Before the middle of July we reached Cape Town, and the end of our African journeyings. And well satisfied; for, towering above us was Table Mountain—a reminder that we had now seen each and all of the great features of South Africa except Mr. Cecil Rhodes. I realize that that is a large exception.
I saw Table Rock, anyway—a majestic pile. It is 3,000 feet high. It is also 17,000 feet high. These figures may be relied upon. I got them in Cape Town from the two best-informed citizens, men who had made Table Rock the study of their lives. And I saw Table Bay, so named for its levelness. I saw the Castle—built by the Dutch East India Company three hundred years ago—where the Commanding General lives; I saw St. Simon's Bay, where the Admiral lives. I saw the Government, also the Parliament, where they quarreled in two languages when I was there, and agreed in none. I saw the club. I saw and explored the beautiful sea-girt drives that wind about the mountains and through the paradise where the villas are: Also I saw some of the fine old Dutch mansions, pleasant homes of the early times, pleasant homes to-day, and enjoyed the privilege of their hospitalities.
And just before I sailed I saw in one of them a quaint old picture which was a link in a curious romance—a picture of a pale, intellectual young man in a pink coat with a high black collar. It was a portrait of Dr. James Barry, a military surgeon who came out to the Cape fifty years ago with his regiment.

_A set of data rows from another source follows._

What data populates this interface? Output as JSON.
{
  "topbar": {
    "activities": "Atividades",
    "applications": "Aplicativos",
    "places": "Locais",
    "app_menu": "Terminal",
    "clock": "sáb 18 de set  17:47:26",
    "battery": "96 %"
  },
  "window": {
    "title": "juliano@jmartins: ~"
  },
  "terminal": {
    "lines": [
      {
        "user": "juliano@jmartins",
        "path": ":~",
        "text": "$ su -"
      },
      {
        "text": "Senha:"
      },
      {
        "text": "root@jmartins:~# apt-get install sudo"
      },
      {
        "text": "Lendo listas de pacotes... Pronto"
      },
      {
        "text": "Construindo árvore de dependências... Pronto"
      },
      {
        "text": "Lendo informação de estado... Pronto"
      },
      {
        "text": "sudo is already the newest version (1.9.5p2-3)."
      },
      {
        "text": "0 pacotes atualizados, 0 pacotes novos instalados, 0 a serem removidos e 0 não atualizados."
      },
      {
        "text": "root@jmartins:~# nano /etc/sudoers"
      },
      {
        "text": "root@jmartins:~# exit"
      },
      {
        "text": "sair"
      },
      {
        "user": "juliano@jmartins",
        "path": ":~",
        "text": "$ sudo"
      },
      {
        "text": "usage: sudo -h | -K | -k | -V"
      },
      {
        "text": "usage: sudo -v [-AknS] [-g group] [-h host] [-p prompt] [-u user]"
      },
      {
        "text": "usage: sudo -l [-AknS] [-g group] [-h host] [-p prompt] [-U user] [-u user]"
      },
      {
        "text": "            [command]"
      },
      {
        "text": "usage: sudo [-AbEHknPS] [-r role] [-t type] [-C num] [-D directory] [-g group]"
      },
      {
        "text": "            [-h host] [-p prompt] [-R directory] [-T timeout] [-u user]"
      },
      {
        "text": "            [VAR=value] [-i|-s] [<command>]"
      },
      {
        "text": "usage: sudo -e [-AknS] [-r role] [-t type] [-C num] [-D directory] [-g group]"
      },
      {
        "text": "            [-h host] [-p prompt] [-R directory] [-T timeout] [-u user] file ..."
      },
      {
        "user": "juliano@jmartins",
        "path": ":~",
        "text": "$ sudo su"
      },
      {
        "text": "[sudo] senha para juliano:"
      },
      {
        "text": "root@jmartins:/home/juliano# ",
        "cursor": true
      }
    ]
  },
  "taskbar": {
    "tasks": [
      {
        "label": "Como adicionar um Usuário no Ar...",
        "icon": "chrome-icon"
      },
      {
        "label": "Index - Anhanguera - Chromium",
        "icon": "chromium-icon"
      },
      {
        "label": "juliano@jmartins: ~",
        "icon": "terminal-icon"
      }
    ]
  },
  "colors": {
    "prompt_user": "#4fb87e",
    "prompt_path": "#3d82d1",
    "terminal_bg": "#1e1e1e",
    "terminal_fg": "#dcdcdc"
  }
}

Only after Barry died in 1865 was it discovered that Barry was a woman.